One of these technologies is RA50K – Red Angus’ genomic data test that measures the reliability of traits within a herd. This information can help breeders select for desirable traits such as weaning weight or marbling, which will in turn produce a better beef end product.
Building better beef is important to all breeders’ programs to ensure they are producing great-tasting beef for the consumer. Dr. Dale Woerner, assistant professor for the Center for Meat Safety and Quality in CSU’s Department of Animal Sciences discussed how the adoption of camera-based technology to assist in the assignment of quality grades to beef carcasses significantly modernizes and improves the U.S. beef grading system.
Ultimately, this technology provides a “snapshot” of what great-tasting, high-quality beef looks like – all in 1/100th of a second.

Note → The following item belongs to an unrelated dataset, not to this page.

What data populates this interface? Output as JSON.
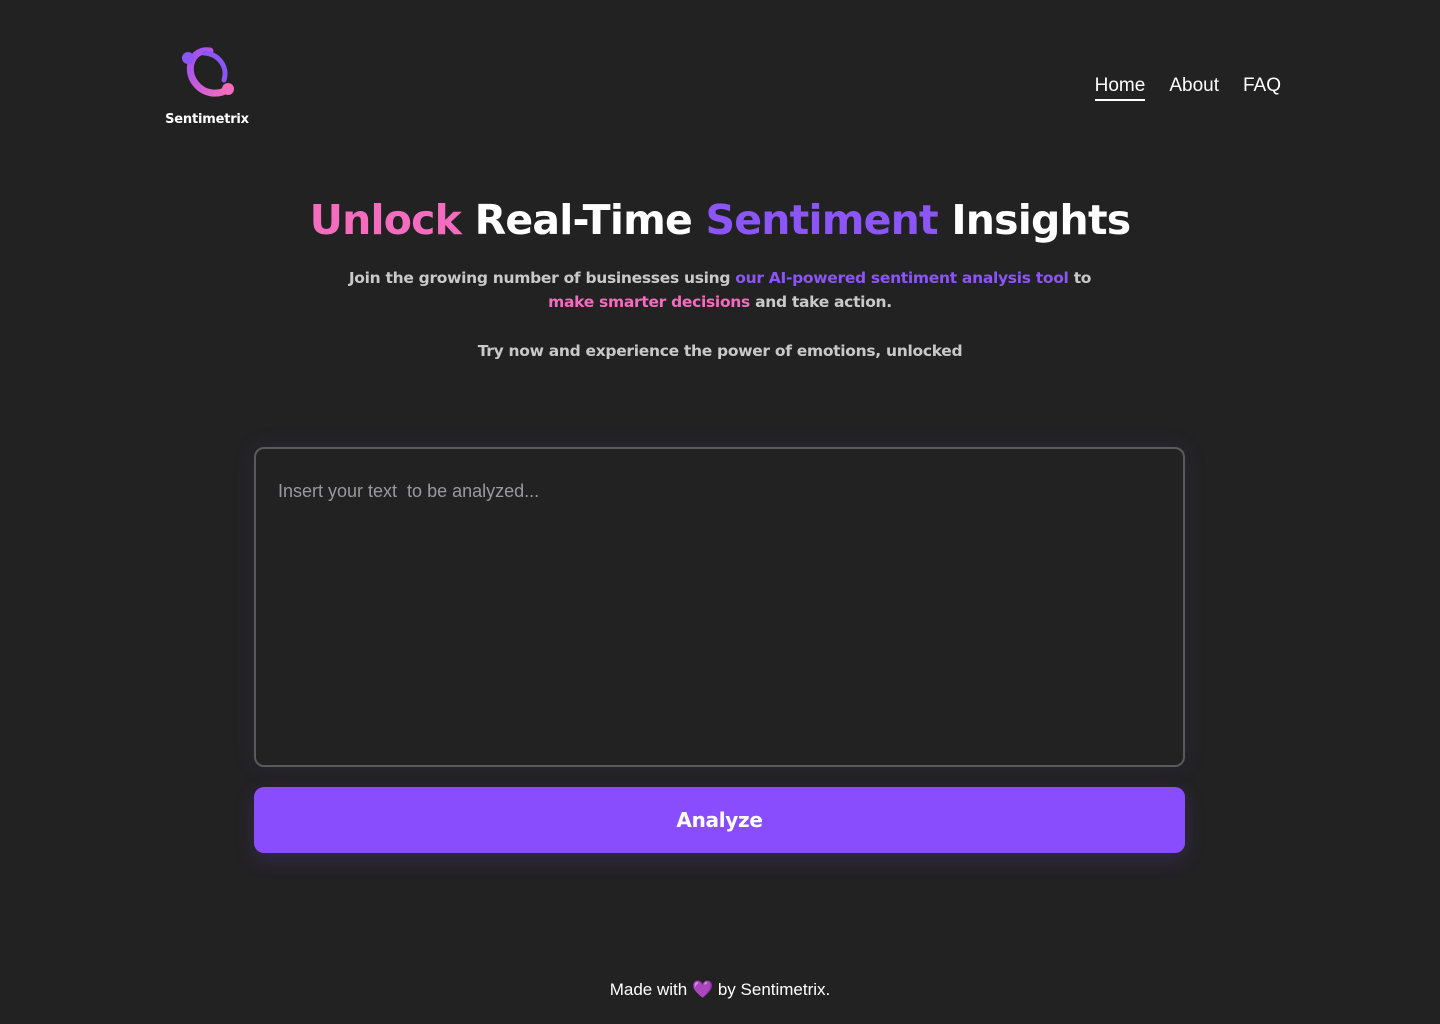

“We’ve demonstrated through research that marbling score does a really nice job telling us the difference in eating characteristics of beef,” said Woerner. “By using the marbling scores, this [the cameras] is a really good predictive tool to determine the overall acceptability of beef products. You truly are getting what you pay for when you pay for a higher product.”
Dr. Wade Shafer, ASA CEO, explained how selection indices serve as a tool for producers to identify traits in cattle that will increase their bottom line. He said both types of indices – retrospective and economic selection – are valuable but said economic selection indices are more accurate and likened them to genetic accounting. Retrospective indices tend to follow output traits such as weaning weight and carcass traits but don’t take into consideration replacement female rates or cowherd and feedlot intake.
“Profitability is the one trait our customers [cow-calf producers] should be most concerned with,” said Shafer. “Is it a heritable trait we can select for? We better hope so!”
“The key to our success as seedstock breeders and as an industry is we need to bridge the technology gap. The cattle industry has the same science as the hog and poultry industries to utilize indices; we just don’t use them near as much as we should.”
Young Guns attendees not only learned of new technologies that could help them achieve their goals, but also from a panel with years of industry experience. The panel discussed “Profit – Post Weaning” and what steps producers could take to reach their end goals.
One of the panelists, Kevin Miller of Briggsdale, Colo., stressed the importance of documenting genetics, health protocols and illness treatments, and how good record keeping can impact a producer’s success when he sells feeder calves.
“Document everything,” said Miller. “It is going to be one of the biggest factors that cow-calf producers will have to deal with in the future. Good reputation cattle with good health records will still sell fine, but others will be discounted.”
The panel also fielded questions from the audience regarding herd health, genetics, carcass quality and how to educate customers.
Attendees toured CSU’s Agriculture Research, Development and Education Center (ARDEC) and learned about their current research on feed efficiency and days to finish. Young Guns also had the opportunity to learn from current industry practices and processes by touring the JBS – Greeley Beef Plant in Greeley, Colo., and JBS – Five Rivers’ Kuner Feedyard’s extensive, state-of-the-industry cattle feedyard.
The Young Guns Conference provided a chance for producers and breeders of all ages to network, collaborate and form relationships that will enable them with the resources to build a stronger, more focused beef industry and form alliances within and across breeds.
Insight into current and developing research and technology such as indices, genomic-enhanced EPDs, and feed efficiency and conversion studies, combined with cultivated relationships ensure producers have the tools to prepare now for a more profitable future.